Phospholipase Czeta, the trigger of egg activation in mammals, is present in a non-mammalian species.
Coward K., Ponting CP., Chang HY., Hibbitt O., Savolainen P., Jones KT., Parrington J.

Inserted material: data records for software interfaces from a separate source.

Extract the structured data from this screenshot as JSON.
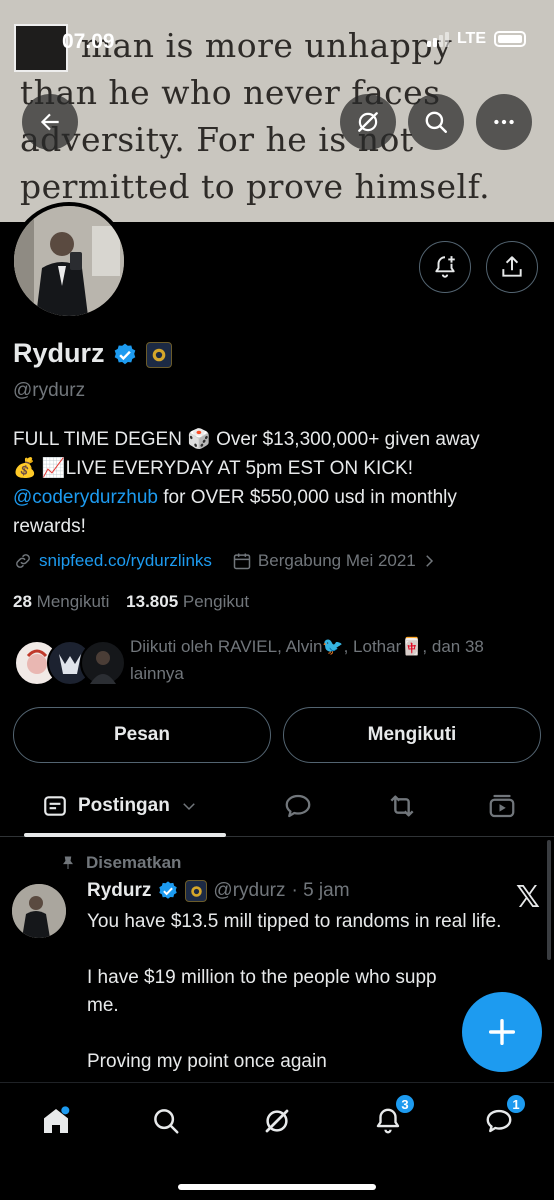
{
  "status_bar": {
    "time": "07.09",
    "network": "LTE"
  },
  "banner": {
    "quote_lines": [
      "No man is more unhappy",
      "than he who never faces",
      "adversity. For he is not",
      "permitted to prove himself."
    ]
  },
  "profile": {
    "name": "Rydurz",
    "handle": "@rydurz",
    "bio_line1": "FULL TIME DEGEN 🎲 Over $13,300,000+ given away",
    "bio_line2": "💰 📈LIVE EVERYDAY AT 5pm EST ON KICK!",
    "bio_mention": "@coderydurzhub",
    "bio_line3_rest": " for OVER $550,000 usd in monthly",
    "bio_line4": "rewards!",
    "website": "snipfeed.co/rydurzlinks",
    "joined": "Bergabung Mei 2021",
    "following_count": "28",
    "following_label": "Mengikuti",
    "followers_count": "13.805",
    "followers_label": "Pengikut",
    "followed_by": "Diikuti oleh RAVIEL, Alvin🐦, Lothar🀄, dan 38 lainnya"
  },
  "buttons": {
    "message": "Pesan",
    "following": "Mengikuti"
  },
  "tabs": {
    "active": "Postingan"
  },
  "post": {
    "pinned_label": "Disematkan",
    "author_name": "Rydurz",
    "author_handle": "@rydurz",
    "time": "· 5 jam",
    "text": "You have $13.5 mill tipped to randoms in real life.\n\nI have $19 million to the people who supp\nme.\n\nProving my point once again"
  },
  "nav": {
    "notifications_badge": "3",
    "messages_badge": "1"
  },
  "colors": {
    "accent": "#1d9bf0",
    "background": "#000000",
    "muted": "#71767b"
  }
}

The activation of the egg to begin development into an embryo is triggered by a sperm-induced increase in intracellular egg Ca2+. There has been much controversy about how the sperm induces this fundamental developmental event, but recent studies suggest that, in mammals, egg activation is triggered by a testis-specific phospholipase C: PLCzeta. Since the discovery of PLCzeta, it has been unclear whether its role in triggering egg activation is common to all vertebrates, or is confined to mammals. Here, we demonstrate for the first time that PLCzeta is present in a non-mammalian vertebrate. Using genomic and cDNA databases, we have identified the cDNA encoding a PLCzeta orthologue in the domestic chicken that, like the mammalian isoforms, is a testis-specific gene. The chicken PLCzeta cDNA is 2152 bp in size and encodes an open reading frame of 639 amino acids. When injected into mouse oocytes, chicken PLCzeta cRNA triggers Ca2+ oscillations, indicating that it has functional properties similar to those of mammalian PLCzeta. Our findings suggest that PLCzeta may have a universal role in triggering egg activation in vertebrates.